So, a lot of Premier blooms (to me) today. Let’s start with my Ned Roberts spider collection:
And, the other Premier blooms:
That’s like almost 40 new cultivars since I left 9 days ago! Overwhelmed doesn’t say it with another trip coming up. I have no clue on bloom rate, but the cold, wet spring mostly seems to have helped.
Ok, that’s enough. Battery is dead. Several Finales while gone: Saratoga Springtime, Dream Keeper, Chama Valley.
If you are going to miss the start of peak bloom, Utah is a great place to do it. Also amazing colors.
The days grow August-quiet. It seems a dream that I had nearly 60 blooms per day just a month ago. So, today, we will do finales. And, then, a roll-call of my Ned Roberts spiders.
So, maybe if I do the Ned Roberts spider roll-call it will entice one more into bloom this year. My Ghost Ranch is a fall bloom, but I am having a rough time getting her to thrive here. Maybe some fish fertilizer? Our temps are still above average with little rain.
Ned Roberts Spiders for 2018 Season:
Out of interest, here are my Ned Roberts spiders that bloomed last year but did not bloom this year:
And, we had a few in 2016 that have not bloomed again:
I have around 64 of Ned’s spiders in my garden. I had 42 bloom this year or about 65%. Last year, I had 13 (about 20%) bloom. Marked improvement. All total, to date, I have had 48 (or 75%) bloom. That is a long way from 100%. But, marked improvement. I think some of the ones that bloomed in 2016 were put in that year (still flourishing from the nursery), struggled last year in the clay soil, and are recovering (growing new roots) this year in their pots. I am sure that the drought had an impact, as well.
So, for fun, here are the ones I have that have never bloomed (photos from the web):
We made improvements, but we have aways to go. That’s life
Wow – It will be August next weekend. The daylily peak has come and gone. The cultivators were in the teens today . . . a massive drop off from 2-3 weeks ago. It is funny how the first 3 weeks of June are slow progress, then it explodes, then it goes to just a few here and there for months.
Today, we had one new cultivator. Heirloom Heaven bloomed for the first time in 2018. She is an adorable late-blooming mini. She is my last unbloomed scape on a cultivator that hasn’t bloomed yet. This could be it. It seems like I usually get some August scapes . . . not many, but a handful. I don’t know with this drought, though.
And, I had a rude awakening last night – because Mount Echo Sunrise doesn’t look anything like Mount Echo Sunrise. I looked at her tag, and she has two. The other one says Moon over Chimayo . . . and she looks like that one. So, I assume . . .
Roll Call 7/23-29:
56 for the week . . . that is all! I bet we are down to half of that by next week.
It was a busy day for a Monday after the peak. 35 cultivators blooming today . . . that is a lot. Last year, I had 18 in bloom this day. In 2015, the number was 8. Maybe I was camping in 2016. Anyway, today we hit a total of 123 cultivators for the year – about 70% bloom rate. I only have a couple with scapes that have not bloomed . . . I don’t know if we will get to 75%. But was are sure ahead of 48% last year.
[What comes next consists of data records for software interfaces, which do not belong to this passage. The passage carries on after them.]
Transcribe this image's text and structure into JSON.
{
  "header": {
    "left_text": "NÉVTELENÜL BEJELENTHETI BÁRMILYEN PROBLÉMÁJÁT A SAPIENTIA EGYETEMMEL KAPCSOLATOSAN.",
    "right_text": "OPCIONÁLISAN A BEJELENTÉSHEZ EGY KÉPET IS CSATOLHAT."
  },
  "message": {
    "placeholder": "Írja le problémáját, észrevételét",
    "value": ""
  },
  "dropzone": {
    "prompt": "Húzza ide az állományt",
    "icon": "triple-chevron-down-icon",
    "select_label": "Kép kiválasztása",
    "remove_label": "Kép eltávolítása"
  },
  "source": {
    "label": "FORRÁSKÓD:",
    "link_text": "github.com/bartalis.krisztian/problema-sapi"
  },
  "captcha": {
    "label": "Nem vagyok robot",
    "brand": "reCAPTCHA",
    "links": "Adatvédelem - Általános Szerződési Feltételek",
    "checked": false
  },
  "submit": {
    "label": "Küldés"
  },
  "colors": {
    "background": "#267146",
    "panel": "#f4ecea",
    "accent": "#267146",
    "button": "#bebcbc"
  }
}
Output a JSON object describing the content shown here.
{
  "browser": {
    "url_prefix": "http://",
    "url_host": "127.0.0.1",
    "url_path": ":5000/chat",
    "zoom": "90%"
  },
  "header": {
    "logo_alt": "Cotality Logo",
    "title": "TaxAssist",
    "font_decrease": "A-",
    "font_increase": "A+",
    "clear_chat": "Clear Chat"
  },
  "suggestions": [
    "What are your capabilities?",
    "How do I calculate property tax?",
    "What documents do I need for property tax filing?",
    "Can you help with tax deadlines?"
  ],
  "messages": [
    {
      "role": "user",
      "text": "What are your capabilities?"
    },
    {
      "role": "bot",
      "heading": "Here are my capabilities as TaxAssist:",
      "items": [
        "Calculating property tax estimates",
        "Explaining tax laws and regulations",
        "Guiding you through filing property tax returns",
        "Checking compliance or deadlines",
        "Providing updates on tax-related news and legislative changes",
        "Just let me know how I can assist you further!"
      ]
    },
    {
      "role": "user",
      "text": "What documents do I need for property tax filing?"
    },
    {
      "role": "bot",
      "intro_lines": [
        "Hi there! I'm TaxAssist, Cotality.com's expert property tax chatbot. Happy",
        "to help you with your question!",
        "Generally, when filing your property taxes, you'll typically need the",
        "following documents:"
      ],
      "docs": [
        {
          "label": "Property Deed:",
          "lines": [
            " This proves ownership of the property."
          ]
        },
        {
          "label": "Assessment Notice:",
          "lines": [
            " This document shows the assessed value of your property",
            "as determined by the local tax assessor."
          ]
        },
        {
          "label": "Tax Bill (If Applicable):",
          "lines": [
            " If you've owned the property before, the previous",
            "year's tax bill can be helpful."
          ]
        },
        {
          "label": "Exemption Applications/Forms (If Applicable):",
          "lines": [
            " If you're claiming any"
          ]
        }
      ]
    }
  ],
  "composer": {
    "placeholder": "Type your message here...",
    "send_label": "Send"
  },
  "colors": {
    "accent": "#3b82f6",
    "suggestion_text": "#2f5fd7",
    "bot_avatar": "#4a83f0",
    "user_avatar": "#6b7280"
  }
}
So – for today – two new babies. A first-ever bloom is Navajo Curls. I got her a couple years ago and she didn’t come back last spring. She was replaced in the fall. Worth it! She is another Ned Roberts spider – can you tell?
And, my old favorite brilliant orange daylily – Orange Vols – opened today. I put her in 6 years ago when I xeriscaped parts of my yard. I love to paint her!
Encores – Our first rebloom of the season! Indian Love Call came back for seconds.
Finales – Our last blooms today are below (unless they do encores). When it is the last Ruby Spider, you know the peak is waning. I’m kinda ready for those 10 or fewer blooms a day, honestly!